And talking of great drag artists of television history, the wonderful Stanley Baxter is often overlooked when we come to recall such things. But his shows were so spectacular, so clever, and so well observed that they deserve a particularly special place in any history of the genre:


LGBT History Month February 2008

Thursday, 7 February 2008

Gung Hay Fat Choy!



It is Chinese New Year today - the Year of the Rat. And in the spirit of random rat-like things:


London Chinatown Association

Wednesday, 6 February 2008

Vanity, vanity, all is vanity





I am salivating about the forthcoming exhibition of photos as featured in the gloriously camp Vanity Fair magazine.

On display at the National Portrait Gallery from 14 February 2008, the exhibition promises a spectacular display of pics by some of the most renowned photographers of the twentieth century, including Baron De Meyer, Edward Steichen, Man Ray and Cecil Beaton, as well as portraits by celebrated contemporary photographers such as Annie Leibovitz, Mario Testino, Helmut Newton and Herb Ritts.

Sumptuous!

Read more about the exhibition

Monday, 4 February 2008

Close to you



Can it really be twenty-five years since Karen Carpenter died?

Masters of the middle-of-the-road pop genre, Karen and brother Richard always looked a bit creepy and extremely wholesome/sickly, but behind the mask they were supremely successful in putting together some of the best produced standards of the 70s, and indeed have gone down in history of one of the biggest selling acts of all time.

Following on the heels of the softer musical styles of Neil Sedaka, Bacharach & David and Herb Alpert (who first signed them up as a recording act), Richard's arrangements and Karen's sublime voice proved to be an all-conquering phenomenon in an era that is more remembered for the rock music of Hendrix, Led Zep and the Rolling Stones, hitting the top of the single and album charts across the world for almost an entire decade.

Unfortunately even this squeaky-clean duo hit the rocks when Richard went into rehab for drug addiction, and Karen's attempts at both marriage and a solo recording career (even with the help of Phil Ramone) went sour.

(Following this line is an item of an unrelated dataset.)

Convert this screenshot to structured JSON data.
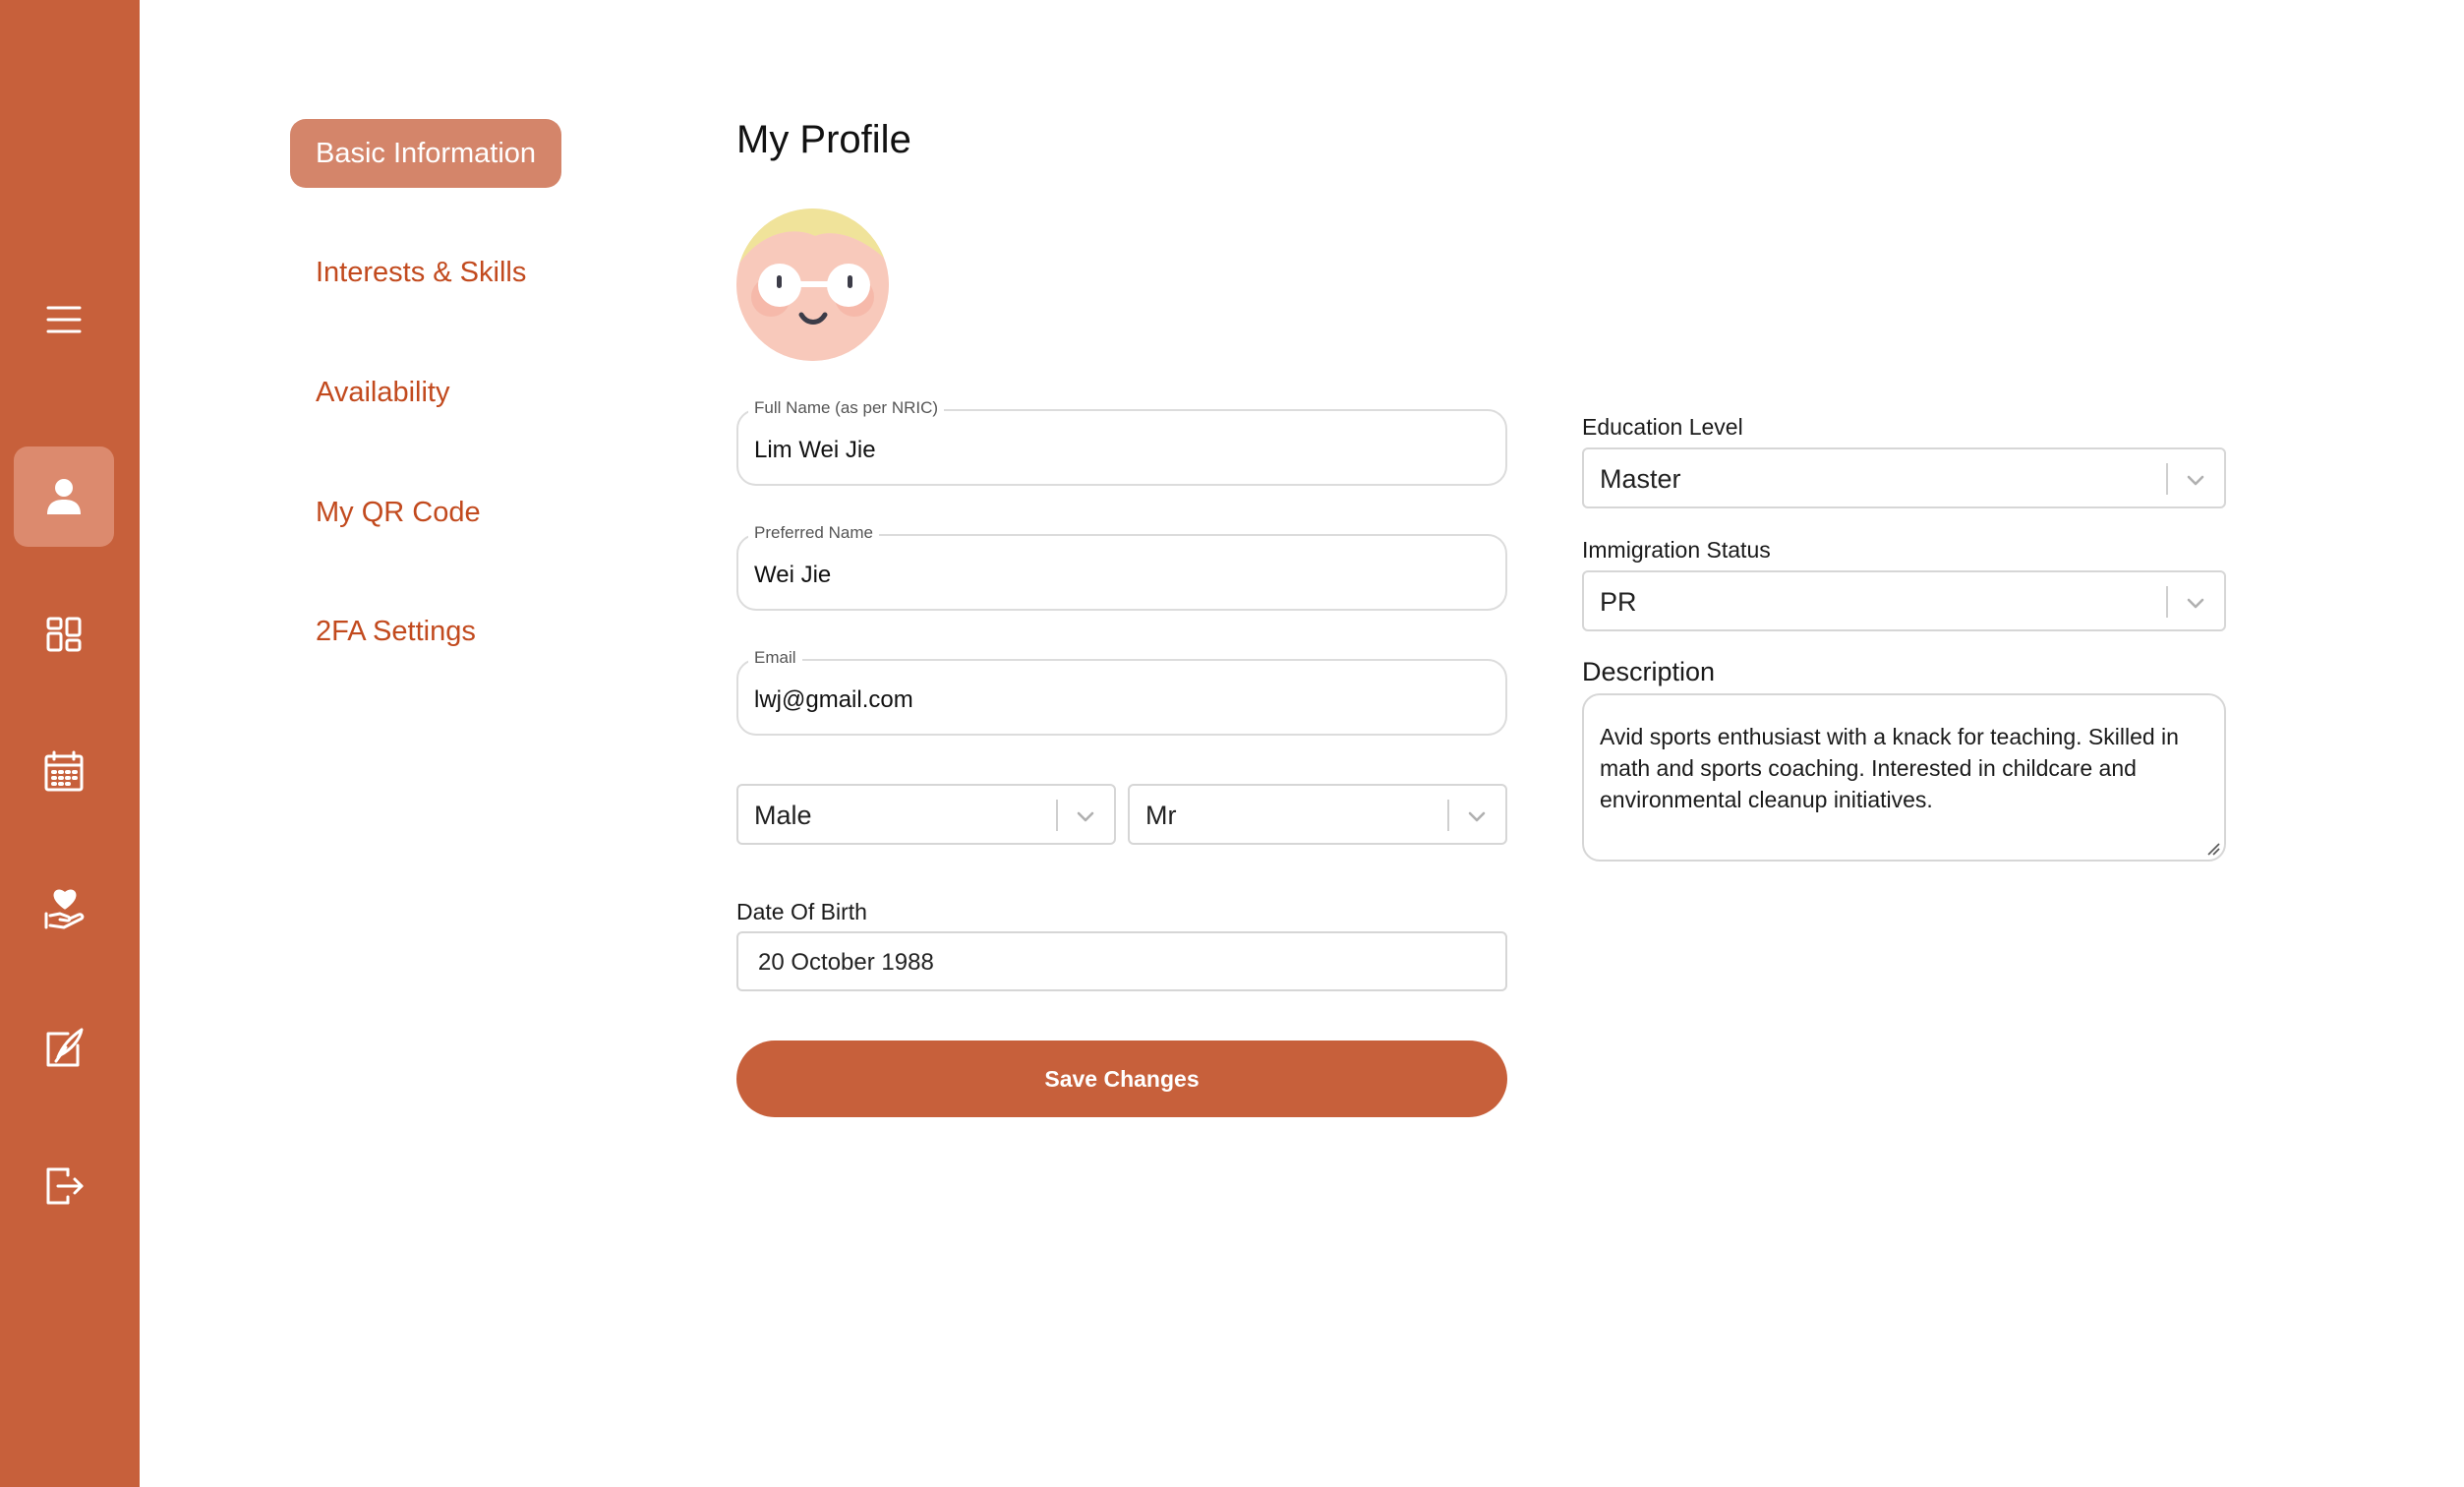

In February 1983 Karen died of complications brought on by anorexia, and now all we have are the memories of their sweet but brilliant music.


Carpenters website

Carpenters discography on Wikipedia

I Just Wanna Dance!

Just the thing to cheer up a miserable Monday morning... Watch these guys move!

Sunday, 3 February 2008

The party goes on... Wow!

Back from the sunshine - suitably mahogany-coloured - and enjoying a chillout day, when what happens?

...I stumble across the new video for Kylie Minogue "Wow", and suddenly I'm in party mode again!